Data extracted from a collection

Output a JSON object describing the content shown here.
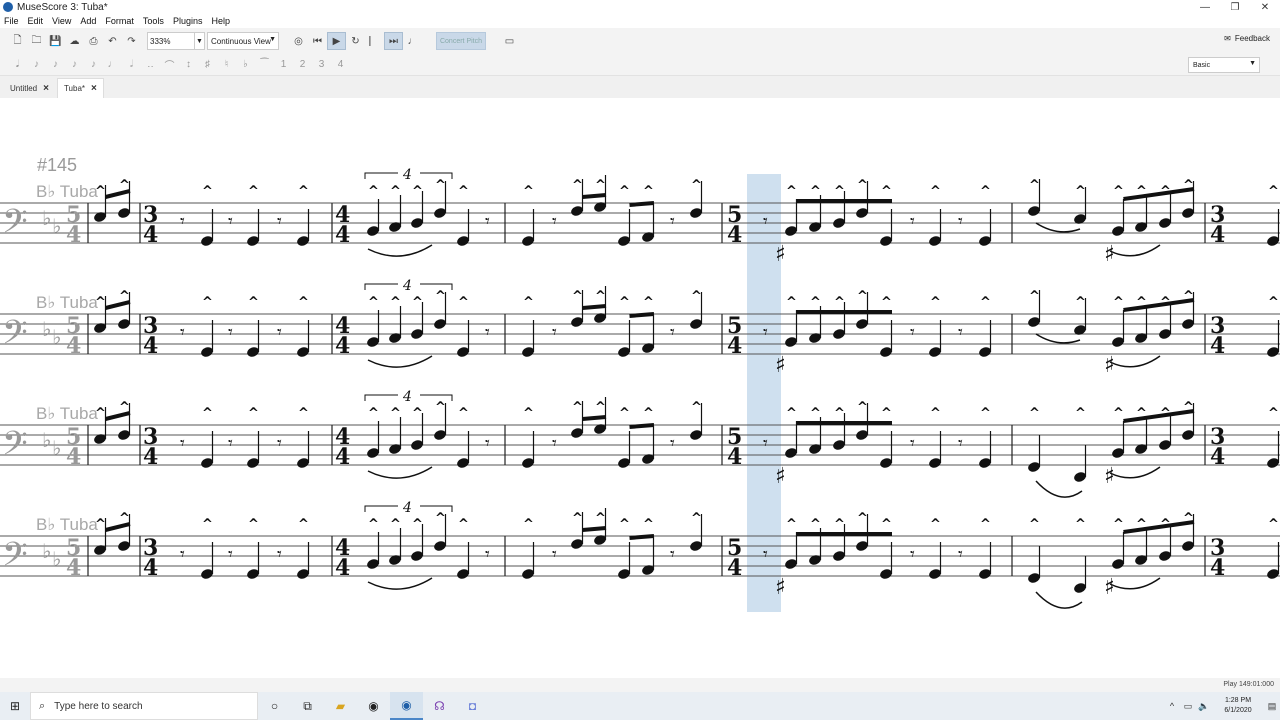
{
  "window": {
    "title": "MuseScore 3: Tuba*"
  },
  "window_controls": {
    "minimize": "—",
    "maximize": "❐",
    "close": "✕"
  },
  "menu": [
    "File",
    "Edit",
    "View",
    "Add",
    "Format",
    "Tools",
    "Plugins",
    "Help"
  ],
  "toolbar": {
    "zoom": "333%",
    "view_mode": "Continuous View",
    "concert_pitch": "Concert Pitch",
    "feedback": "Feedback"
  },
  "note_input": {
    "workspace": "Basic"
  },
  "tabs": [
    {
      "label": "Untitled",
      "active": false
    },
    {
      "label": "Tuba*",
      "active": true
    }
  ],
  "score": {
    "rehearsal_mark": "#145",
    "staff_label": "B♭ Tuba",
    "tuplet_number": "4",
    "systems": 4,
    "selection_color": "#cfe0ef"
  },
  "status": {
    "text": "Play   149:01:000"
  },
  "taskbar": {
    "search_placeholder": "Type here to search",
    "time": "1:28 PM",
    "date": "6/1/2020"
  }
}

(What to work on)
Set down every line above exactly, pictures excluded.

(Response area)
Output a JSON object describing the content shown here.
{
  "window": {
    "title": "MuseScore 3: Tuba*"
  },
  "window_controls": {
    "minimize": "—",
    "maximize": "❐",
    "close": "✕"
  },
  "menu": [
    "File",
    "Edit",
    "View",
    "Add",
    "Format",
    "Tools",
    "Plugins",
    "Help"
  ],
  "toolbar": {
    "zoom": "333%",
    "view_mode": "Continuous View",
    "concert_pitch": "Concert Pitch",
    "feedback": "Feedback"
  },
  "note_input": {
    "workspace": "Basic"
  },
  "tabs": [
    {
      "label": "Untitled",
      "active": false
    },
    {
      "label": "Tuba*",
      "active": true
    }
  ],
  "score": {
    "rehearsal_mark": "#145",
    "staff_label": "B♭ Tuba",
    "tuplet_number": "4",
    "systems": 4,
    "selection_color": "#cfe0ef"
  },
  "status": {
    "text": "Play   149:01:000"
  },
  "taskbar": {
    "search_placeholder": "Type here to search",
    "time": "1:28 PM",
    "date": "6/1/2020"
  }
}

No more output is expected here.